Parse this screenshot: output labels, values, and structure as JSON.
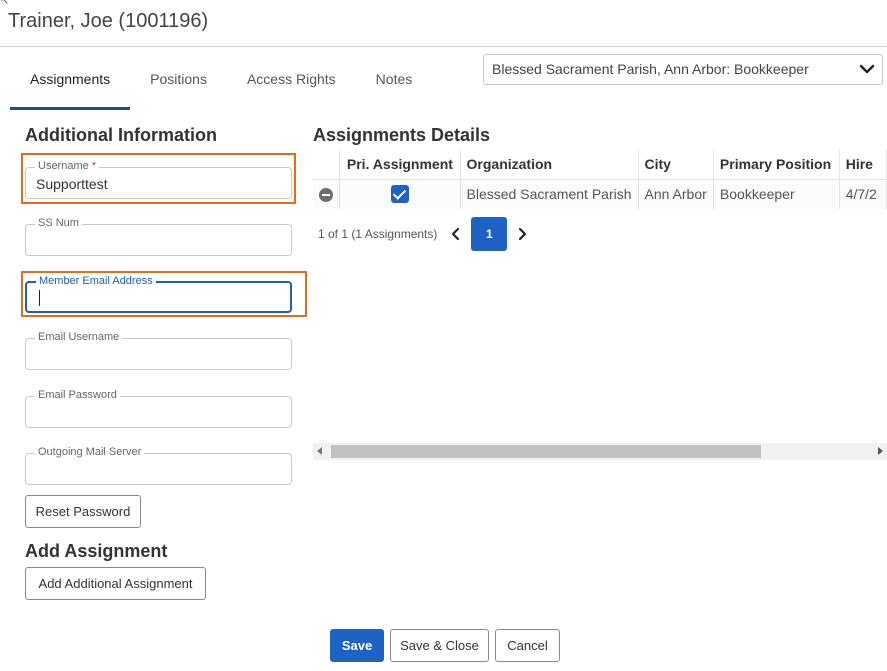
{
  "window": {
    "title": "Trainer, Joe (1001196)"
  },
  "tabs": [
    {
      "label": "Assignments",
      "active": true
    },
    {
      "label": "Positions",
      "active": false
    },
    {
      "label": "Access Rights",
      "active": false
    },
    {
      "label": "Notes",
      "active": false
    }
  ],
  "assignment_select": {
    "value": "Blessed Sacrament Parish, Ann Arbor: Bookkeeper",
    "icon": "chevron-down-icon"
  },
  "additional_info": {
    "heading": "Additional Information",
    "username": {
      "label": "Username",
      "required_mark": "*",
      "value": "Supporttest"
    },
    "ss_num": {
      "label": "SS Num",
      "value": ""
    },
    "member_email": {
      "label": "Member Email Address",
      "value": ""
    },
    "email_username": {
      "label": "Email Username",
      "value": ""
    },
    "email_password": {
      "label": "Email Password",
      "value": ""
    },
    "outgoing_mail": {
      "label": "Outgoing Mail Server",
      "value": ""
    },
    "reset_password_label": "Reset Password"
  },
  "add_assignment": {
    "heading": "Add Assignment",
    "button_label": "Add Additional Assignment"
  },
  "details": {
    "heading": "Assignments Details",
    "columns": [
      "",
      "Pri. Assignment",
      "Organization",
      "City",
      "Primary Position",
      "Hire"
    ],
    "rows": [
      {
        "primary": true,
        "organization": "Blessed Sacrament Parish",
        "city": "Ann Arbor",
        "position": "Bookkeeper",
        "hire": "4/7/2"
      }
    ],
    "pager": {
      "summary": "1 of 1 (1 Assignments)",
      "current_page": "1"
    }
  },
  "footer": {
    "save": "Save",
    "save_close": "Save & Close",
    "cancel": "Cancel"
  },
  "colors": {
    "accent": "#1e63c4",
    "highlight": "#e86a1c",
    "tab_underline": "#1b4f8a"
  }
}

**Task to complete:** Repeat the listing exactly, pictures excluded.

**Written reply:**
Parse this screenshot: output labels, values, and structure as JSON.
{
  "window": {
    "title": "Trainer, Joe (1001196)"
  },
  "tabs": [
    {
      "label": "Assignments",
      "active": true
    },
    {
      "label": "Positions",
      "active": false
    },
    {
      "label": "Access Rights",
      "active": false
    },
    {
      "label": "Notes",
      "active": false
    }
  ],
  "assignment_select": {
    "value": "Blessed Sacrament Parish, Ann Arbor: Bookkeeper",
    "icon": "chevron-down-icon"
  },
  "additional_info": {
    "heading": "Additional Information",
    "username": {
      "label": "Username",
      "required_mark": "*",
      "value": "Supporttest"
    },
    "ss_num": {
      "label": "SS Num",
      "value": ""
    },
    "member_email": {
      "label": "Member Email Address",
      "value": ""
    },
    "email_username": {
      "label": "Email Username",
      "value": ""
    },
    "email_password": {
      "label": "Email Password",
      "value": ""
    },
    "outgoing_mail": {
      "label": "Outgoing Mail Server",
      "value": ""
    },
    "reset_password_label": "Reset Password"
  },
  "add_assignment": {
    "heading": "Add Assignment",
    "button_label": "Add Additional Assignment"
  },
  "details": {
    "heading": "Assignments Details",
    "columns": [
      "",
      "Pri. Assignment",
      "Organization",
      "City",
      "Primary Position",
      "Hire"
    ],
    "rows": [
      {
        "primary": true,
        "organization": "Blessed Sacrament Parish",
        "city": "Ann Arbor",
        "position": "Bookkeeper",
        "hire": "4/7/2"
      }
    ],
    "pager": {
      "summary": "1 of 1 (1 Assignments)",
      "current_page": "1"
    }
  },
  "footer": {
    "save": "Save",
    "save_close": "Save & Close",
    "cancel": "Cancel"
  },
  "colors": {
    "accent": "#1e63c4",
    "highlight": "#e86a1c",
    "tab_underline": "#1b4f8a"
  }
}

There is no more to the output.